How To Grow Organic Peas - MIgardener Growing Guide

4 comments by Halley -Author at MIGardener

Peas are one of my favorite veggies to grow. They're easy to grow, delicious, and whimsically beautiful. There is a huge variety of choices when it comes to peas. Most require trellising, except for dwarf varieties. Usually, peas can be grown in the spring and fall growing season, depending on the weather. Did you know that every part of a pea plant is edible? In this growing guide, we'll share tips to get the most out of your peas this gardening season! Let's get started.

Soil Prep:

Pea plants have small stems, so make sure that your soil is loose and well-draining. Mix pure compost with even amounts of worm castings and sand for perfectly loose soil. Similar soil requirements to lettuce.

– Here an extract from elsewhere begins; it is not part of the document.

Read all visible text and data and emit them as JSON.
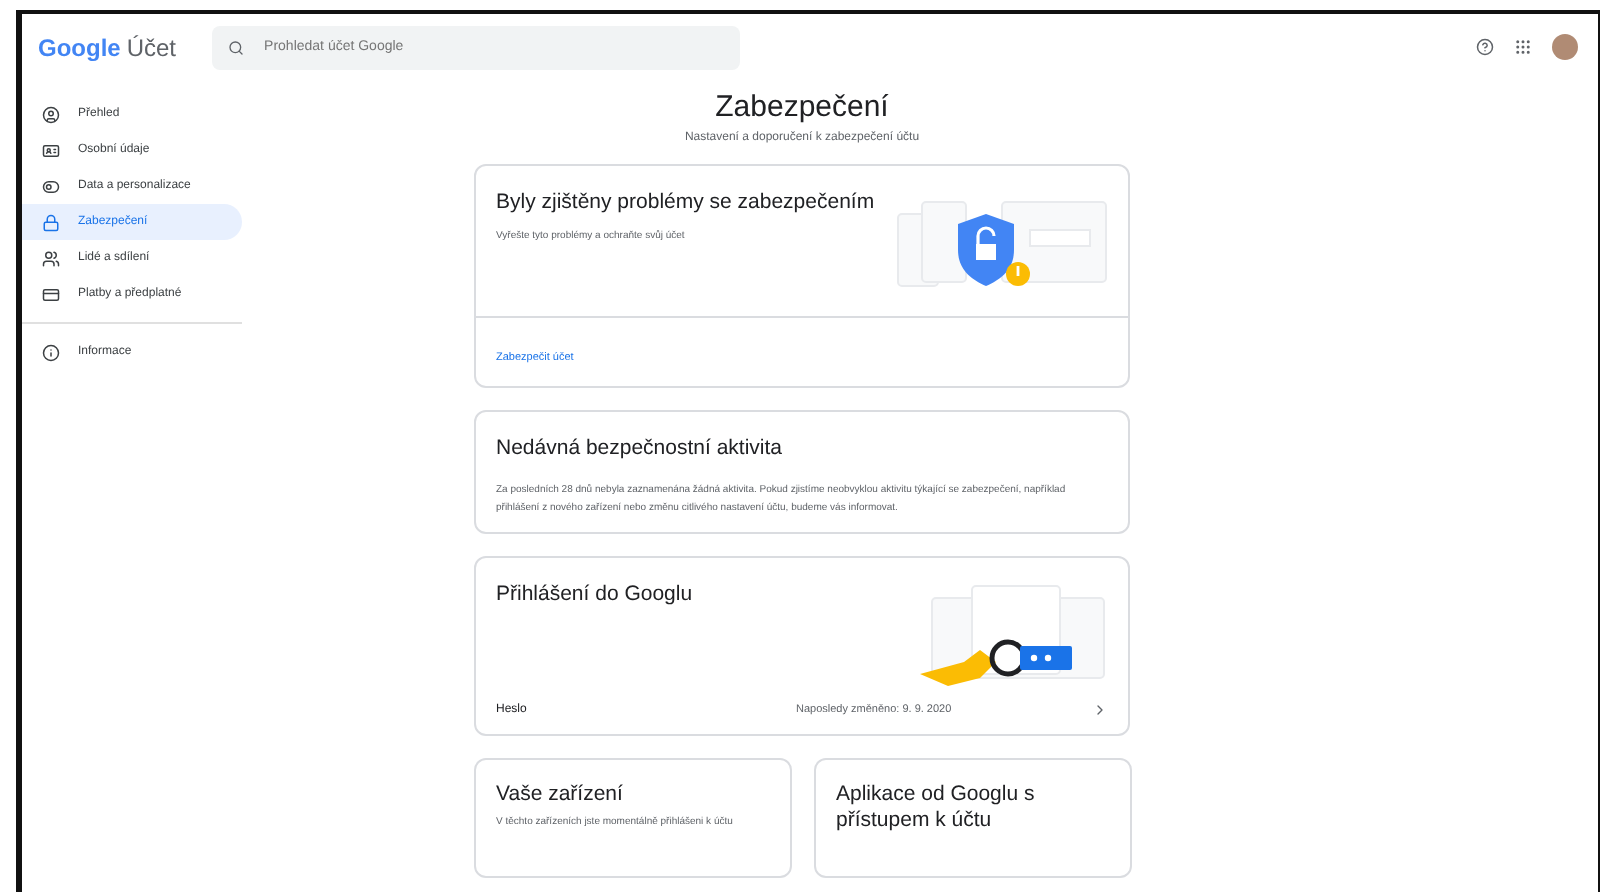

Even though peas are known to be nitrogen-fixing plants, to get maximum production, they still benefit significantly from a helping of nitrogen-rich fertilizer. One part fish emulsion to one part blood meal is our recommended mix. A serving of Trifecta+ is also a good source of nitrogen and phosphorus. As an all-purpose fertilizer and soil amender, Trifecta+ will cover all the bases. Add a second helping of nitrogen-rich fertilizer after flowers bloom to increase the production of fruits.

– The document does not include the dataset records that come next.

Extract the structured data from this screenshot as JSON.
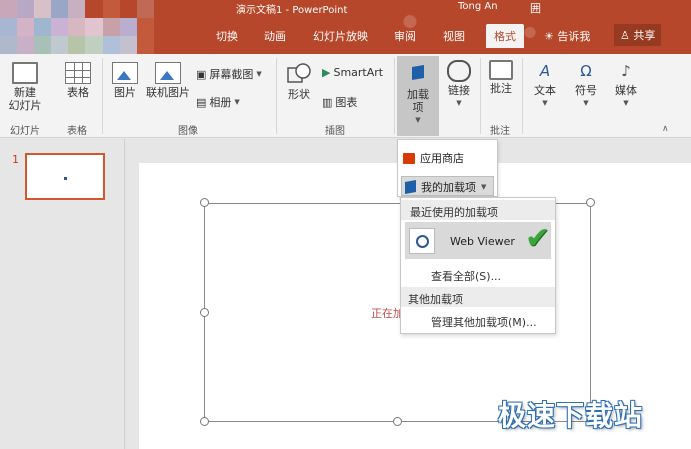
{
  "titlebar": {
    "document": "演示文稿1 - PowerPoint",
    "user": "Tong An",
    "window_control": "囲"
  },
  "tabs": [
    {
      "label": "切换"
    },
    {
      "label": "动画"
    },
    {
      "label": "幻灯片放映"
    },
    {
      "label": "审阅"
    },
    {
      "label": "视图"
    },
    {
      "label": "格式",
      "active": true
    }
  ],
  "tell_me": "告诉我",
  "share": "共享",
  "ribbon": {
    "new_slide": "新建\n幻灯片",
    "table": "表格",
    "picture": "图片",
    "online_picture": "联机图片",
    "screenshot": "屏幕截图",
    "album": "相册",
    "shapes": "形状",
    "smartart": "SmartArt",
    "chart": "图表",
    "addins": "加载\n项",
    "link": "链接",
    "comment": "批注",
    "text": "文本",
    "symbol": "符号",
    "media": "媒体",
    "groups": {
      "slides": "幻灯片",
      "tables": "表格",
      "images": "图像",
      "illustrations": "插图",
      "comments": "批注"
    }
  },
  "addins_menu": {
    "store": "应用商店",
    "my_addins": "我的加载项"
  },
  "my_addins_menu": {
    "recent_header": "最近使用的加载项",
    "recent_item": "Web Viewer",
    "view_all": "查看全部(S)...",
    "other_header": "其他加载项",
    "manage": "管理其他加载项(M)..."
  },
  "slides": {
    "thumb_number": "1",
    "loading_text": "正在加"
  },
  "watermark": "极速下载站",
  "colors": {
    "accent": "#b7472a",
    "check": "#3aa53a",
    "watermark_outline": "#2d6fb3"
  }
}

Ph Level:

7.0, a medium level ph.


1-2 inches in a 3-inch band, with trellis rows of 4-6ft. Peas will gladly climb any available trellis, but my favorite method is handmade trellis supports. Tip: It's important to know that peas are one of the easiest things to start from seed. This method prevents transplant shock. The plant will acclimate to its environment better if started from seed in the same place you want it to grow. Peas are a plant that won't fuss too much if the spacing is cramped.

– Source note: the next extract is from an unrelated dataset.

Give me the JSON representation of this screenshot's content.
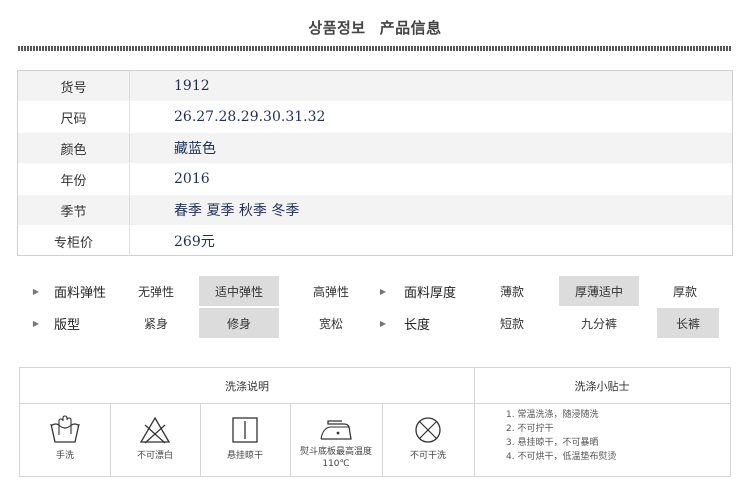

40°F- 85°F is the happy medium place to get the most out of your pea plant. Not too hot, not too cold. Peas are made to grow in that middle ground between the middle of spring to early summer. Keep away from full sun to avoid burning your plants. 5-6 hours of sunlight maximum. High-intensity spacing will help shade the bottom of the plant from the hot sun, and keep the ground cool at the same time.


Approximately 1 inch of water per week. Peas do well with regular watering that will supply them with even soil moisture. If mulched, peas will rarely need watering in early spring. In the hotter months, remember to water generously each time to ensure that your plant won't dry up.


It takes about 50-80 days until your peas are ready to harvest, depending on why you are growing them. Harvest garden peas for green shell use when the peas have filled the pod, but before it starts to deteriorate. Pick peas about three weeks after they blossom. Harvest sugar snap pea pods when they are full-sized and contain large peas. Pick snow peas when the pods have formed, but the peas are just beginning to form little bumps. Eat fresh-picked peas as soon as possible for the best texture and flavor.



Written by - Kaitlynn from MIgardener


Did you enjoy this post? MIgardener is passionate about sharing free gardening tips and information! If you are looking for inspiration in the garden, make sure to check out our Pinterest page. Check us out on youtubeInstagram, and Facebook.


  • Diana

    I’d love more info on the difference between snap peas, shelling peas, and snow peas. Not sure when to grow full peas or just eat the pods.

  • Marc

    Posting this for Matt based on info I’ve found on his question (plus my own experience one year): it’s recommended to direct sow the peas 4-6 weeks before LFD instead of starting indoors and transplanting. Fragile and easy to damage (the stems) plus they tangle a lot as they grow so when I tried indoor start my first year it was really hard to successfully transplant them! I believe the root systems are also kind of large so if you do start indoors you’ll need deeper container. Basically it seems best to plant direct in garden even if cold outside, according to most. (you could always try a test doing both one year to really see what works for you though…)

  • Matt

    Is it worth starting snap peas inside and then transplanting?

  • Luanne

    Luke I just want to thank you, your wife & your team. I have been a follower of yours since way before a MIgardener store. I watched your utube videos when you were making fertilizer in a wheel barrow, wow what a long way you’ve come!! You made me a better, more knowledgeable & conscientious gardener. I want to thank you for that. At 62 I still am learning from my mistakes which arent really mistakes in the long run. Thank you for all youve done for the growing community, thank you for bagging Trifecta+ ( or as I call it plant crack) & thank you for turning this long time gardener into a better more adventurous gardener. God bless you. Luanne

Leave a comment

Please note, comments must be approved before they are published